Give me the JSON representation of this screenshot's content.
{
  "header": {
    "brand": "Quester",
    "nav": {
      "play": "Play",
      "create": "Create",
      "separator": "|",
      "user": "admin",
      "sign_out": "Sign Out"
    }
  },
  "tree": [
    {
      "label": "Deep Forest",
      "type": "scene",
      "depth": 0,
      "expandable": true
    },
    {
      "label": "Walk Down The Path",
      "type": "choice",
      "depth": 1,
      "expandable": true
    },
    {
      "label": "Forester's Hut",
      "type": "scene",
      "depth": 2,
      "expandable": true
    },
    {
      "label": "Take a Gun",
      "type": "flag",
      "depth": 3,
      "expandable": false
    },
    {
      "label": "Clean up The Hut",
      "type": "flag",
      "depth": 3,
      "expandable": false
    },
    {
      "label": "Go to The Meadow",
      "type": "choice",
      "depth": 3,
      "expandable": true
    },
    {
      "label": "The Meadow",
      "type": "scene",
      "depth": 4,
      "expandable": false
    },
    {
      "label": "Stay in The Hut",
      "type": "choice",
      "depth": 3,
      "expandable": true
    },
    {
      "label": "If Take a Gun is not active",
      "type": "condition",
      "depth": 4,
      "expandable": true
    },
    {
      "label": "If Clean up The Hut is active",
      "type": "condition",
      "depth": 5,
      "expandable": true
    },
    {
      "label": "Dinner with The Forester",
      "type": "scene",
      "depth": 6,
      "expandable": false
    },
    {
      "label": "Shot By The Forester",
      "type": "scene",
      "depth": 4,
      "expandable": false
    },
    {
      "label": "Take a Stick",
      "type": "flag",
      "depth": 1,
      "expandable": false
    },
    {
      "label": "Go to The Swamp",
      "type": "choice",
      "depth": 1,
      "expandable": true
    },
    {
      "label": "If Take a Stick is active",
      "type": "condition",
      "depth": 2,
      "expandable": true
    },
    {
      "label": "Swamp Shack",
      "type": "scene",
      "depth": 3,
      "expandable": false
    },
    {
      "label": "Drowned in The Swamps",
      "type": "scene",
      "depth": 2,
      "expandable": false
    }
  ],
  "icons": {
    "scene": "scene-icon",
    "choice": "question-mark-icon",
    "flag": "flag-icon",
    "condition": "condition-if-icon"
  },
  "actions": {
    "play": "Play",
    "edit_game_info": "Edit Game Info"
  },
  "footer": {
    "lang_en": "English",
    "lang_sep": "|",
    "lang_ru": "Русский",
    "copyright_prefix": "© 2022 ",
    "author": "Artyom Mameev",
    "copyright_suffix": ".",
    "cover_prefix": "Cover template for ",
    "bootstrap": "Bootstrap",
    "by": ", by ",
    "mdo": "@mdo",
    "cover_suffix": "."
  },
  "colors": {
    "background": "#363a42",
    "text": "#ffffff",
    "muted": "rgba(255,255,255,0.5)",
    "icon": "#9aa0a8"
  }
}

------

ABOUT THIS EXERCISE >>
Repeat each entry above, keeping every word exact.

RESULT BELOW >>
Give me the JSON representation of this screenshot's content.
{
  "header": {
    "brand": "Quester",
    "nav": {
      "play": "Play",
      "create": "Create",
      "separator": "|",
      "user": "admin",
      "sign_out": "Sign Out"
    }
  },
  "tree": [
    {
      "label": "Deep Forest",
      "type": "scene",
      "depth": 0,
      "expandable": true
    },
    {
      "label": "Walk Down The Path",
      "type": "choice",
      "depth": 1,
      "expandable": true
    },
    {
      "label": "Forester's Hut",
      "type": "scene",
      "depth": 2,
      "expandable": true
    },
    {
      "label": "Take a Gun",
      "type": "flag",
      "depth": 3,
      "expandable": false
    },
    {
      "label": "Clean up The Hut",
      "type": "flag",
      "depth": 3,
      "expandable": false
    },
    {
      "label": "Go to The Meadow",
      "type": "choice",
      "depth": 3,
      "expandable": true
    },
    {
      "label": "The Meadow",
      "type": "scene",
      "depth": 4,
      "expandable": false
    },
    {
      "label": "Stay in The Hut",
      "type": "choice",
      "depth": 3,
      "expandable": true
    },
    {
      "label": "If Take a Gun is not active",
      "type": "condition",
      "depth": 4,
      "expandable": true
    },
    {
      "label": "If Clean up The Hut is active",
      "type": "condition",
      "depth": 5,
      "expandable": true
    },
    {
      "label": "Dinner with The Forester",
      "type": "scene",
      "depth": 6,
      "expandable": false
    },
    {
      "label": "Shot By The Forester",
      "type": "scene",
      "depth": 4,
      "expandable": false
    },
    {
      "label": "Take a Stick",
      "type": "flag",
      "depth": 1,
      "expandable": false
    },
    {
      "label": "Go to The Swamp",
      "type": "choice",
      "depth": 1,
      "expandable": true
    },
    {
      "label": "If Take a Stick is active",
      "type": "condition",
      "depth": 2,
      "expandable": true
    },
    {
      "label": "Swamp Shack",
      "type": "scene",
      "depth": 3,
      "expandable": false
    },
    {
      "label": "Drowned in The Swamps",
      "type": "scene",
      "depth": 2,
      "expandable": false
    }
  ],
  "icons": {
    "scene": "scene-icon",
    "choice": "question-mark-icon",
    "flag": "flag-icon",
    "condition": "condition-if-icon"
  },
  "actions": {
    "play": "Play",
    "edit_game_info": "Edit Game Info"
  },
  "footer": {
    "lang_en": "English",
    "lang_sep": "|",
    "lang_ru": "Русский",
    "copyright_prefix": "© 2022 ",
    "author": "Artyom Mameev",
    "copyright_suffix": ".",
    "cover_prefix": "Cover template for ",
    "bootstrap": "Bootstrap",
    "by": ", by ",
    "mdo": "@mdo",
    "cover_suffix": "."
  },
  "colors": {
    "background": "#363a42",
    "text": "#ffffff",
    "muted": "rgba(255,255,255,0.5)",
    "icon": "#9aa0a8"
  }
}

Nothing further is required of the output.